She was and has been an inspiration to those African-American aviators that followed her, not only for being a skilled pilot, but for breaking barriers and opening the doors for others. A true Black History Month icon.
Charles Drew (1904-1950) – Surgeon and Medical Researcher
Charles Drew was physician, general surgeon, and prolific medical researcher. Much of our blood bank infrastructure is the reult of the work done by Dr. Drew, and Black History Month would be incomplete without recognizing this great man.
He was born into a middle class family in Washington, DC, and showed an early interest in science. He attended prestigious schools like Amherst, McGill University in Montreal, where he got his MD, and Columbia University, where he became the first African-American to be awarded a Doctor of Science degree, the medical academic equivalent of a PhD.
Despite attending these schools and obtaining honors such as Alpha Omega Alpha, the highest scholastic honor for medical students, he was still denied normal access to things like fraternities. He was an “off-campus” member of Omega Psi Phi because blacks were not allowed in fraternities at Amherst.
Despite this, he excelled and was appointed the director of the “Blood For Britain” program during World War 2, which was a vital lifeline for British troops fighting in the war. He developed new methods for collecting and banking blood products, and also started what would eventually evolve into our current bloodmobile system.
In 1941, he became the first director of the Red Cross Blood Bank. He again was crucial to its development and expansion. He ultimately resigned because of the Red Cross policy of excluding “non-white” blood from the supply.
Charles Drew went on to have a robust teaching and research career, but tragically was killed in car accident after a long day and night operating at a free clinic.
The Charles R. Drew University of Medicine and Science in Los Angeles stands as one of many memorials to this great man.
Phillis Wheatley Peters (c. 1753 – 1784) – Poet
Phillis Wheatley Peters was the first published African-American poet.
She was born in Africa, and was sold into slavery to a Boston family, the Wheatleys, when she was 7 or 8 years old. She was educated by the Wheatley children, and when she began writing poetry, she was encouraged to continue, even relieving her of her “household duties” to further her studies.
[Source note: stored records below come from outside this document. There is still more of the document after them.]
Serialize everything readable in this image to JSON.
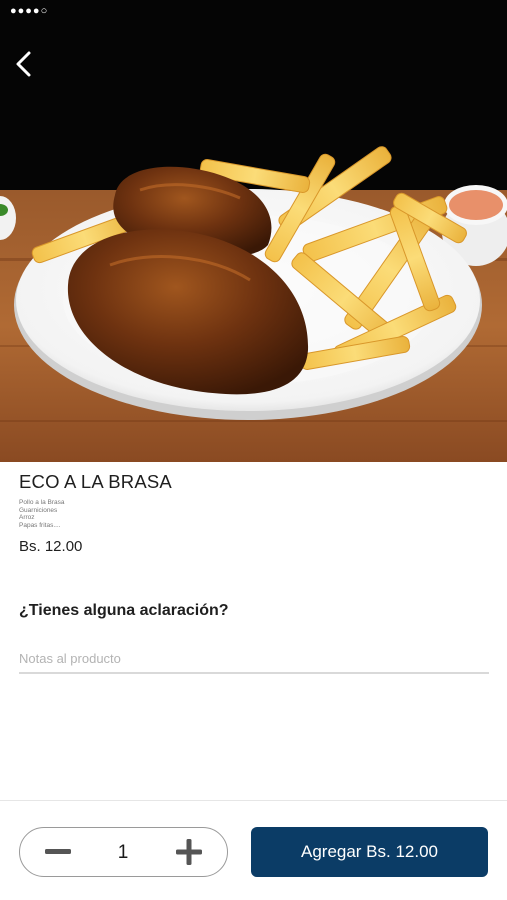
{
  "status_bar": {
    "left": "●●●●○ ︎",
    "time": "",
    "right": ""
  },
  "product": {
    "name": "ECO A LA BRASA",
    "description_lines": [
      "Pollo a la Brasa",
      "Guarniciones",
      "Arroz",
      "Papas fritas...."
    ],
    "price": "Bs. 12.00",
    "image_icon": "product-photo"
  },
  "notes": {
    "question": "¿Tienes alguna aclaración?",
    "placeholder": "Notas al producto",
    "value": ""
  },
  "cart": {
    "quantity": "1",
    "minus_icon": "minus-icon",
    "plus_icon": "plus-icon",
    "add_label": "Agregar Bs. 12.00"
  },
  "colors": {
    "primary": "#0b3c66",
    "divider": "#d9d9d9",
    "hero_bg": "#050505"
  },
  "icons": {
    "back": "chevron-left-icon"
  }
}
When she was 20, she accompanied Nathaniel Wheatley to London at the urging of his mother. One reason was the thought that she would have a better chance of being published. After being embraced by members of British high society, her first book of poems was published in London in 1773.
To show the lab’ring bosom’s deep intent,
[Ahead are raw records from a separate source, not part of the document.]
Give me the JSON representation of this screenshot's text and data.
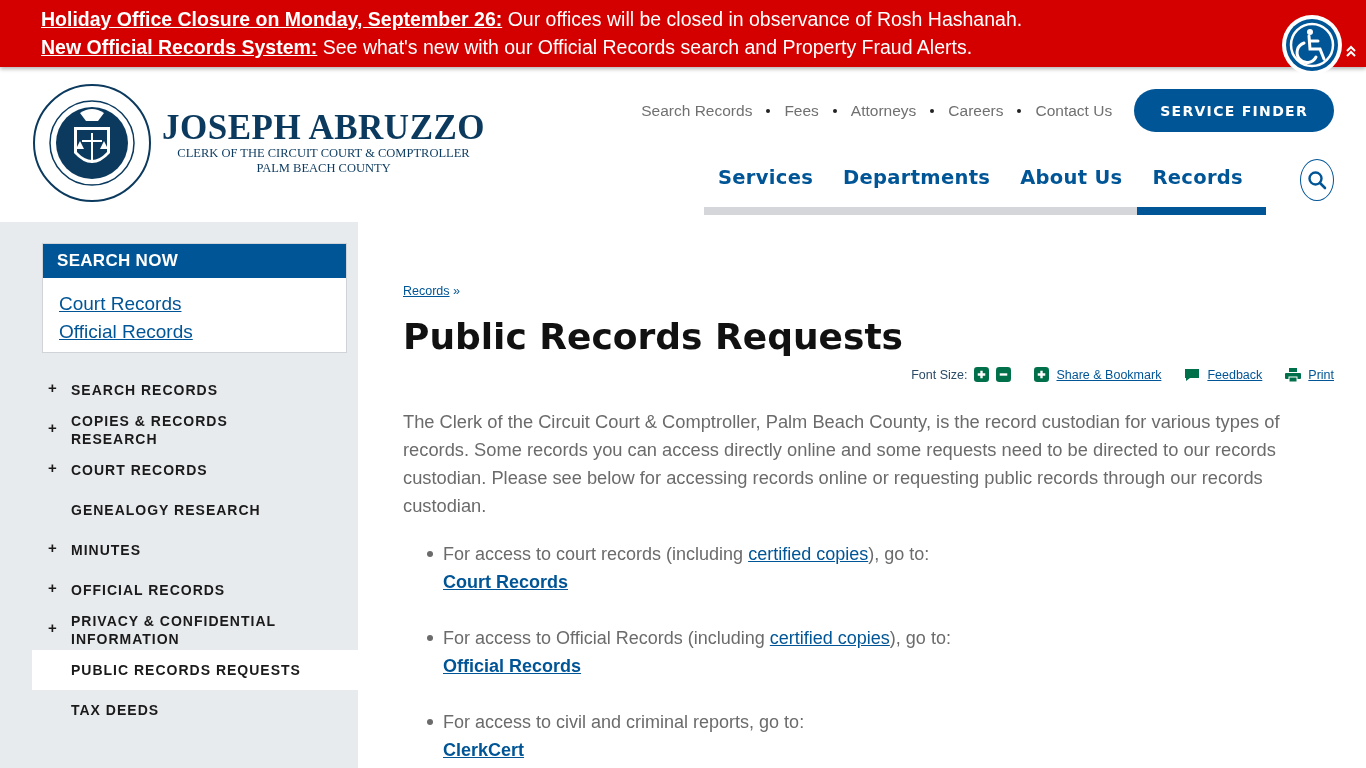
{
  "alerts": [
    {
      "link": "Holiday Office Closure on Monday, September 26:",
      "text": "Our offices will be closed in observance of Rosh Hashanah."
    },
    {
      "link": "New Official Records System:",
      "text": "See what's new with our Official Records search and Property Fraud Alerts."
    }
  ],
  "logo": {
    "name": "JOSEPH ABRUZZO",
    "line1": "CLERK OF THE CIRCUIT COURT & COMPTROLLER",
    "line2": "PALM BEACH COUNTY"
  },
  "utility_nav": [
    "Search Records",
    "Fees",
    "Attorneys",
    "Careers",
    "Contact Us"
  ],
  "service_finder": "SERVICE FINDER",
  "main_nav": [
    {
      "label": "Services",
      "selected": false
    },
    {
      "label": "Departments",
      "selected": false
    },
    {
      "label": "About Us",
      "selected": false
    },
    {
      "label": "Records",
      "selected": true
    }
  ],
  "search_now": {
    "title": "SEARCH NOW",
    "links": [
      "Court Records",
      "Official Records"
    ]
  },
  "sidebar_menu": [
    {
      "label": "SEARCH RECORDS",
      "expandable": true,
      "selected": false,
      "toggle": "+"
    },
    {
      "label": "COPIES & RECORDS RESEARCH",
      "expandable": true,
      "selected": false,
      "toggle": "+"
    },
    {
      "label": "COURT RECORDS",
      "expandable": true,
      "selected": false,
      "toggle": "+"
    },
    {
      "label": "GENEALOGY RESEARCH",
      "expandable": false,
      "selected": false
    },
    {
      "label": "MINUTES",
      "expandable": true,
      "selected": false,
      "toggle": "+"
    },
    {
      "label": "OFFICIAL RECORDS",
      "expandable": true,
      "selected": false,
      "toggle": "+"
    },
    {
      "label": "PRIVACY & CONFIDENTIAL INFORMATION",
      "expandable": true,
      "selected": false,
      "toggle": "+"
    },
    {
      "label": "PUBLIC RECORDS REQUESTS",
      "expandable": false,
      "selected": true
    },
    {
      "label": "TAX DEEDS",
      "expandable": false,
      "selected": false
    }
  ],
  "breadcrumb": {
    "link": "Records",
    "separator": "»"
  },
  "title": "Public Records Requests",
  "tools": {
    "font_size": "Font Size:",
    "share": "Share & Bookmark",
    "feedback": "Feedback",
    "print": "Print"
  },
  "intro": "The Clerk of the Circuit Court & Comptroller, Palm Beach County, is the record custodian for various types of records. Some records you can access directly online and some requests need to be directed to our records custodian. Please see below for accessing records online or requesting public records through our records custodian.",
  "items": [
    {
      "before": "For access to court records (including ",
      "link": "certified copies",
      "after": "), go to:",
      "target": "Court Records"
    },
    {
      "before": "For access to Official Records (including ",
      "link": "certified copies",
      "after": "), go to:",
      "target": "Official Records"
    },
    {
      "before": "For access to civil and criminal reports, go to:",
      "target": "ClerkCert"
    }
  ]
}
And thought in living characters to paint,
When first thy pencil did those beauties give,
And breathing figures learnt from thee to live,
How did those prospects give my soul delight,
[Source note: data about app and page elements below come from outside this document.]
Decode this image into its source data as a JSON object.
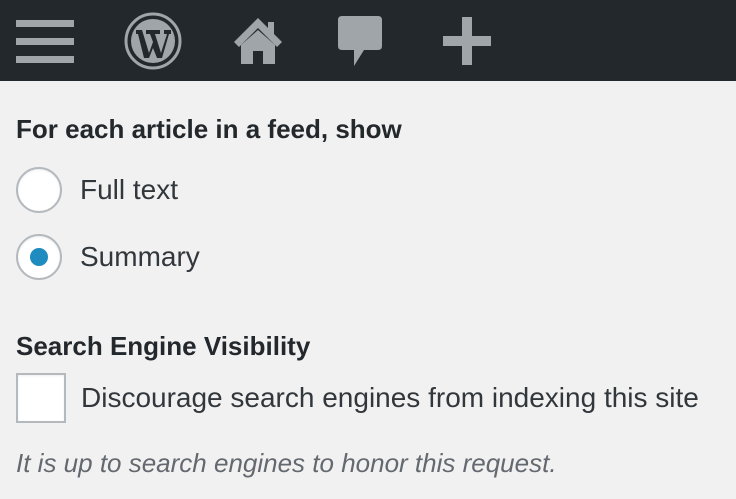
{
  "admin_bar": {
    "icons": [
      "menu-icon",
      "wordpress-logo-icon",
      "home-icon",
      "comment-icon",
      "plus-icon"
    ],
    "background_color": "#23282d",
    "icon_color": "#a0a5aa"
  },
  "feed_settings": {
    "title": "For each article in a feed, show",
    "options": [
      {
        "label": "Full text",
        "checked": false
      },
      {
        "label": "Summary",
        "checked": true
      }
    ]
  },
  "search_visibility": {
    "title": "Search Engine Visibility",
    "checkbox_label": "Discourage search engines from indexing this site",
    "checkbox_checked": false,
    "description": "It is up to search engines to honor this request."
  },
  "colors": {
    "accent": "#1e8cbe",
    "page_background": "#f1f1f1"
  }
}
A new creation rushing on my sight?Phillis Wheatley – Poems on Various Subjects, written about her friend Scipio Moorhead, an enslaved artist who engraved the frontispiece of her book.
Upon returning home to Boston, she was emancipated by the Wheatleys. She sent a copy of her book to George Washington, who invited her in March 1776 to his headquarters in Cambridge, Massachusetts!
She married John Peters, a free black grocer, but because of economic difficulties, he went to prison. She was unable to have any other works published as she had lost her benefactors, and the Revolutionary War was on. She sadly died, impoverished, on December 5, 1784.
Phillis Wheatley’s seminal work has been widely accepted as the birth of African-American literature. Her contributions to the culture and arts of America cannot be understated, and she deserves recognition during Black History Month and beyond.
Study The Legacy
These are just 5 more influential and important Black Americans who have made profound contributions to our culture and heritage. Black History Month reminds us to take the time to research this “forgotten” history, and to pay attention to all the current Black Americans who, with their exceptional minds and talents, continue to raise the bar.